__Assignment__: Of the lines below, report only those that contain "likes".

__Data records__:
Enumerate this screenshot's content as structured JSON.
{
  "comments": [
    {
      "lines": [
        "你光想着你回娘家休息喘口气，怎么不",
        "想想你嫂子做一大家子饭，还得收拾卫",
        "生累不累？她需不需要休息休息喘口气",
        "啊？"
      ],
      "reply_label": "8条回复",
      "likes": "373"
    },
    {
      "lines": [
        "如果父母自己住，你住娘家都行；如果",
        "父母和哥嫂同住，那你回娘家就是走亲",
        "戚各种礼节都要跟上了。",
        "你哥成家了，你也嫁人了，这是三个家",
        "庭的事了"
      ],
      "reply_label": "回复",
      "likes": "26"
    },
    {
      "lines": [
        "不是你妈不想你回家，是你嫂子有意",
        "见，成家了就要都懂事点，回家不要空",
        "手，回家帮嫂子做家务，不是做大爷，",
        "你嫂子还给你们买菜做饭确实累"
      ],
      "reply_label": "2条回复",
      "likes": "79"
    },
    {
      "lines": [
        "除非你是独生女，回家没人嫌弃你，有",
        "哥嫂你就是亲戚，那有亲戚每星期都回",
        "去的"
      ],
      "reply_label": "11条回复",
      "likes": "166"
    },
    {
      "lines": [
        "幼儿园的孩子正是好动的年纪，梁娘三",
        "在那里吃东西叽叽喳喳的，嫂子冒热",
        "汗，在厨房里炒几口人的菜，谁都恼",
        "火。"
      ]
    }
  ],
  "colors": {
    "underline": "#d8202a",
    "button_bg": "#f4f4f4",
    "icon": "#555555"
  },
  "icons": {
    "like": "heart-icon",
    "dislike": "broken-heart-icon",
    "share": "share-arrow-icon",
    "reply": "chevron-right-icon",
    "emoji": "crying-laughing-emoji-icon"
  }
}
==
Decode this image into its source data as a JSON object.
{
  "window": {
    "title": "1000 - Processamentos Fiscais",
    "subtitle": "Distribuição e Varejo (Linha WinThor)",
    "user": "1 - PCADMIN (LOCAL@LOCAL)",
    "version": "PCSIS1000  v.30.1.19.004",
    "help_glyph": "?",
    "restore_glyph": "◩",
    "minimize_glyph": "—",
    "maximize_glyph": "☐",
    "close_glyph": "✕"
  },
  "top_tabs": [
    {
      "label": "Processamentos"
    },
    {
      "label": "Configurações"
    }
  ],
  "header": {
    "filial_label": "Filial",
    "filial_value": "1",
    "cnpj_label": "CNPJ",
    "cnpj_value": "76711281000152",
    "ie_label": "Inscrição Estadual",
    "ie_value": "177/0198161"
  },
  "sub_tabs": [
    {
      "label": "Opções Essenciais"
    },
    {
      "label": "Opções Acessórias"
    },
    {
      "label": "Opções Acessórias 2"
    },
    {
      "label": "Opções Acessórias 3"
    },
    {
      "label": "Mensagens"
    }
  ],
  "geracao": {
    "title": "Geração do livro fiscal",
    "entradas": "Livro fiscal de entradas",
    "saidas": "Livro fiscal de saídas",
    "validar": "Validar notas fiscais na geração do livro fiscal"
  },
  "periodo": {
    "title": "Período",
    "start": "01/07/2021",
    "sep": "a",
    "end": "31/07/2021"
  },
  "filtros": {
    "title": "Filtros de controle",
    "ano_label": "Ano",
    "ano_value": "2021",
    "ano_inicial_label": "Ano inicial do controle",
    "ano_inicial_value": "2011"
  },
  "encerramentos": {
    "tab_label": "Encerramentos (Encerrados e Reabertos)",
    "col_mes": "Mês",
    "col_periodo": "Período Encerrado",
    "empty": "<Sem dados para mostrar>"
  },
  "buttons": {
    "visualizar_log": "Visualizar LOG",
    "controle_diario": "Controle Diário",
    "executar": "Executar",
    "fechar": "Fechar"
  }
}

__Problem solution__:
      "likes": "373"
      "likes": "26"
      "likes": "79"
      "likes": "166"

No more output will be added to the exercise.